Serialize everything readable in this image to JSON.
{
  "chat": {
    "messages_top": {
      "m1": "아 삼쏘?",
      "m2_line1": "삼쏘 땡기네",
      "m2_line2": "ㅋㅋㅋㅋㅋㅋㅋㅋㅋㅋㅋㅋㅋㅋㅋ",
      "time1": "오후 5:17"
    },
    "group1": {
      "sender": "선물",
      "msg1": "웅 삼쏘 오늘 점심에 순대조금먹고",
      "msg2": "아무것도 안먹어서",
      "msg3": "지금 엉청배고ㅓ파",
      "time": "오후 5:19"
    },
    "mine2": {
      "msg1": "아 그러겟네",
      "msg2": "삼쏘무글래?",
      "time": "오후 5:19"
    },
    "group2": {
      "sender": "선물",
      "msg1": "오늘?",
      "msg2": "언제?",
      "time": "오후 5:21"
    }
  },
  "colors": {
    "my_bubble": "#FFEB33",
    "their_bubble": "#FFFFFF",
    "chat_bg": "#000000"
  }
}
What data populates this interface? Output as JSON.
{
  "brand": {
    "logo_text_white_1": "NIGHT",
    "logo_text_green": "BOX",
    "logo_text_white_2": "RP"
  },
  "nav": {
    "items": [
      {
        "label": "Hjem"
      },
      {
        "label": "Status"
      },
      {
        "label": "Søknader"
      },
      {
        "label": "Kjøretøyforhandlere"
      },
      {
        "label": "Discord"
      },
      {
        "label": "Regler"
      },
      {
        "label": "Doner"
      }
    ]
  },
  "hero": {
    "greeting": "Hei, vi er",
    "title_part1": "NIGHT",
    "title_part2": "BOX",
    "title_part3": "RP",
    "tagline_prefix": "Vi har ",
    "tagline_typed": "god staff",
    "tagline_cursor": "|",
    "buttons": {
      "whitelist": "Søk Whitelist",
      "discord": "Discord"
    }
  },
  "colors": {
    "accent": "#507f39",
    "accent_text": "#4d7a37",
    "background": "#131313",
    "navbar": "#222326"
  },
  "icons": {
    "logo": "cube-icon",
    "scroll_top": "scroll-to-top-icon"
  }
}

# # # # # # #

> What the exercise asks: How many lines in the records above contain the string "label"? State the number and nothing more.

> Task result: 7